__What you should do__: The lines you return must be all those in the data that hold the string "parameters".

[[ Dataset excerpts, beginning ]]

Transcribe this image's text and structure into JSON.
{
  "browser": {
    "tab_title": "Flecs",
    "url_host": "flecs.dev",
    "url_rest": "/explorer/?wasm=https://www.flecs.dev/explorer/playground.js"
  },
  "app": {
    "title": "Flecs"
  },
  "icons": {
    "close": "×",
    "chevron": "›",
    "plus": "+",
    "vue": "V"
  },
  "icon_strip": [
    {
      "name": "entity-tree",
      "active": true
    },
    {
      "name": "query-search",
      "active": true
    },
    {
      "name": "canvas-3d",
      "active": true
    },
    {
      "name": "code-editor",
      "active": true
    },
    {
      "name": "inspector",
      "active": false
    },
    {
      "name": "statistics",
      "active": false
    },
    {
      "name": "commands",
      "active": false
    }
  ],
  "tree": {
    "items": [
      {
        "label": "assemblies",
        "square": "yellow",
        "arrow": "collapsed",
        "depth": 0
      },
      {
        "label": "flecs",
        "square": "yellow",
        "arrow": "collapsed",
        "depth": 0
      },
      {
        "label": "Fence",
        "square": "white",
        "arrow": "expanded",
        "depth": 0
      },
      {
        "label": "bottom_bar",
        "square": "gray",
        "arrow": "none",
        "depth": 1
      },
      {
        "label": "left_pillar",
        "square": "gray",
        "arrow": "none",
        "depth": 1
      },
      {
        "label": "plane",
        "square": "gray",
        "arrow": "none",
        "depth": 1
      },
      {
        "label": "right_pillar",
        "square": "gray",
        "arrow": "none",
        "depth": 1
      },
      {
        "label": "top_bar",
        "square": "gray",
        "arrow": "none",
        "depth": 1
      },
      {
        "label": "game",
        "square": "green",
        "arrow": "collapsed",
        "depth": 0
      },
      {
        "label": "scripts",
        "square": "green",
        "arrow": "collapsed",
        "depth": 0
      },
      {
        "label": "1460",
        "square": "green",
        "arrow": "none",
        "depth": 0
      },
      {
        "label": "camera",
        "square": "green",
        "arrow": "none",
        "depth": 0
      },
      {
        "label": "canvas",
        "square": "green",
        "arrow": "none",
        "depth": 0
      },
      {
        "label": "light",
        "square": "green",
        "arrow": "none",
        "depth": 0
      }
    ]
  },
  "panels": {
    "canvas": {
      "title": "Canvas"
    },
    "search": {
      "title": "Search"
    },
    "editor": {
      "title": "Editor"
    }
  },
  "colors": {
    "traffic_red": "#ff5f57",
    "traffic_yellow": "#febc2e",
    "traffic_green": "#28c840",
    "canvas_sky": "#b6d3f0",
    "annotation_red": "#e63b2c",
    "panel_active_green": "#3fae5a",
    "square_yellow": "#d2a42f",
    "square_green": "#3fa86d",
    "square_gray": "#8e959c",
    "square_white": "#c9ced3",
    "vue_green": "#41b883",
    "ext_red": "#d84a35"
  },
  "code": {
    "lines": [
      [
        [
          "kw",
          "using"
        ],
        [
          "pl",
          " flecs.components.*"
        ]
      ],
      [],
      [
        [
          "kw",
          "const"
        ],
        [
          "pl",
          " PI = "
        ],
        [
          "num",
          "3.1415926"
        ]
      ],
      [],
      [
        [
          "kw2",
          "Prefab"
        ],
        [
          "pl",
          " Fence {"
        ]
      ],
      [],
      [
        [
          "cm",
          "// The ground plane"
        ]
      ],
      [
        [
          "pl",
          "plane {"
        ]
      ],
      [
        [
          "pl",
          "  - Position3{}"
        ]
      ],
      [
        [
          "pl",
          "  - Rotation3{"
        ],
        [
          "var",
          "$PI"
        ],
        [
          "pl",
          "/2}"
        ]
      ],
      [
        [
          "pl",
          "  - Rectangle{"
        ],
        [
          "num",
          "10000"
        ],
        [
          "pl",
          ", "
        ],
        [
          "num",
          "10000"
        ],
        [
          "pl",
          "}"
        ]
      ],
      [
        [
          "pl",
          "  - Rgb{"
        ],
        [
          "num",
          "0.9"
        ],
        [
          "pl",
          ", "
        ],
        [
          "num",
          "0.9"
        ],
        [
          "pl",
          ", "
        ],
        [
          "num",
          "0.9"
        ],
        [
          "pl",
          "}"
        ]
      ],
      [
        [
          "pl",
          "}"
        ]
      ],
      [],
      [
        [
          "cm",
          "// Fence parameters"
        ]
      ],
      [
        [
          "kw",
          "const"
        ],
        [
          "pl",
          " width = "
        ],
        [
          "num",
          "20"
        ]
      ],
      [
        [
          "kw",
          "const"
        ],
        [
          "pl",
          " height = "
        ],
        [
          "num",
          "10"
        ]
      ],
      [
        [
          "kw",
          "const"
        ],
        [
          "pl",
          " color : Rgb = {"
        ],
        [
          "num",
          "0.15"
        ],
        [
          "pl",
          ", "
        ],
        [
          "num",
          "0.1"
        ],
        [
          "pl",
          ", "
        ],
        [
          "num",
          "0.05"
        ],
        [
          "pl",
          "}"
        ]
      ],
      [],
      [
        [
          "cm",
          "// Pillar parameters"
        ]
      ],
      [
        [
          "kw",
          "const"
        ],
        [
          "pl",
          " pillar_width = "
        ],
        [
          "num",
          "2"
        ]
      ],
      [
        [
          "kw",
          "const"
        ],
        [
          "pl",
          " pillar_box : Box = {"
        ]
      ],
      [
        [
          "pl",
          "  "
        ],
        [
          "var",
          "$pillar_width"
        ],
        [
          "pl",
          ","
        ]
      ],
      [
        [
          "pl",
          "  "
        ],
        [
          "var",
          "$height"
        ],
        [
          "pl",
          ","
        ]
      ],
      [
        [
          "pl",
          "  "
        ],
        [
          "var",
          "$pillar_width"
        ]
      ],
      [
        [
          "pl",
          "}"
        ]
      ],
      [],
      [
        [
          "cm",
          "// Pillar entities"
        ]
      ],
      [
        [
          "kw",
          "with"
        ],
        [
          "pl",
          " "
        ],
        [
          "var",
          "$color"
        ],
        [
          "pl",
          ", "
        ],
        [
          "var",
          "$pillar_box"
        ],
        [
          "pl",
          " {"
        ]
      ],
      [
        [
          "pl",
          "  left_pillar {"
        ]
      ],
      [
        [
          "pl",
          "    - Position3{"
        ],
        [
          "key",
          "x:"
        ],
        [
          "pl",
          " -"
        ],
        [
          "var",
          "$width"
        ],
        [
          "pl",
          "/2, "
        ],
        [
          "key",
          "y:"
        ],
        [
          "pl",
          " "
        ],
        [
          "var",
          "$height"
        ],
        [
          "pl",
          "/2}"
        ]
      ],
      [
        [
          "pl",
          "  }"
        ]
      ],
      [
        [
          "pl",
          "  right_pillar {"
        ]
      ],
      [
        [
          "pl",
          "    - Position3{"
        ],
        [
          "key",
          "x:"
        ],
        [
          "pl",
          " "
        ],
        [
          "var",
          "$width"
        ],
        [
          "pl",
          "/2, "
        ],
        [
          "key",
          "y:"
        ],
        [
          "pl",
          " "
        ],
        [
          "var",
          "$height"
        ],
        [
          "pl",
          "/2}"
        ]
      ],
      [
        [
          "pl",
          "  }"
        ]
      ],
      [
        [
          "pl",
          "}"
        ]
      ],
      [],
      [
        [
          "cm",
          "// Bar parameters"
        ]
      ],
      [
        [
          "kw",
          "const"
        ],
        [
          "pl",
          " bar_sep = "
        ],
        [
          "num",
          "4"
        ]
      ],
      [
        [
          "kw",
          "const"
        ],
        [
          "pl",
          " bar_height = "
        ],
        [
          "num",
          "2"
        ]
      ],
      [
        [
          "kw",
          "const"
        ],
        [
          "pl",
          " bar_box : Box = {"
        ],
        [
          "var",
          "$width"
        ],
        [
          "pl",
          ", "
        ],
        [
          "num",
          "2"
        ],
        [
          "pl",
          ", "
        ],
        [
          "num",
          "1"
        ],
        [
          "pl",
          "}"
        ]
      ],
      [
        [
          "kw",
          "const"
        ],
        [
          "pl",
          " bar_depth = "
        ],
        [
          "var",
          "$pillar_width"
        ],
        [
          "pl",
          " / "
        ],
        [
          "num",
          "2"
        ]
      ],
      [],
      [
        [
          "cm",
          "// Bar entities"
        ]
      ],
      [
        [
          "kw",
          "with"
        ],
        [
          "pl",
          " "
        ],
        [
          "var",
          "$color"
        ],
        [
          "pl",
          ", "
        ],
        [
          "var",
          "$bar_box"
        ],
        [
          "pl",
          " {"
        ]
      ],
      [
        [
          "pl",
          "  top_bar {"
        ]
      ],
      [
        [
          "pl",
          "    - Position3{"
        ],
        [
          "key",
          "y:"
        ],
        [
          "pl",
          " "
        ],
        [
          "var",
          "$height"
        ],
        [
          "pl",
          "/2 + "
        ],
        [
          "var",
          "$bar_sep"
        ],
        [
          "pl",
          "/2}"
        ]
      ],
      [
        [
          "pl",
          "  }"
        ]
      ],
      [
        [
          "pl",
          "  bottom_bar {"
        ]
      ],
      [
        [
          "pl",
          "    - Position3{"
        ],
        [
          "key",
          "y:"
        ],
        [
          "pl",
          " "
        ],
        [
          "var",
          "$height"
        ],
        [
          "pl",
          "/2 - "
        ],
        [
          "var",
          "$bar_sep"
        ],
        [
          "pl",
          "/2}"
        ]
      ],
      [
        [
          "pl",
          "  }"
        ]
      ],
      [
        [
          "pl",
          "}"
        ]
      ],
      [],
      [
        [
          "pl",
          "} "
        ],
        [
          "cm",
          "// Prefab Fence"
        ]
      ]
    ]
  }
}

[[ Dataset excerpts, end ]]

__Answer below__:
          "// Fence parameters"
          "// Pillar parameters"
          "// Bar parameters"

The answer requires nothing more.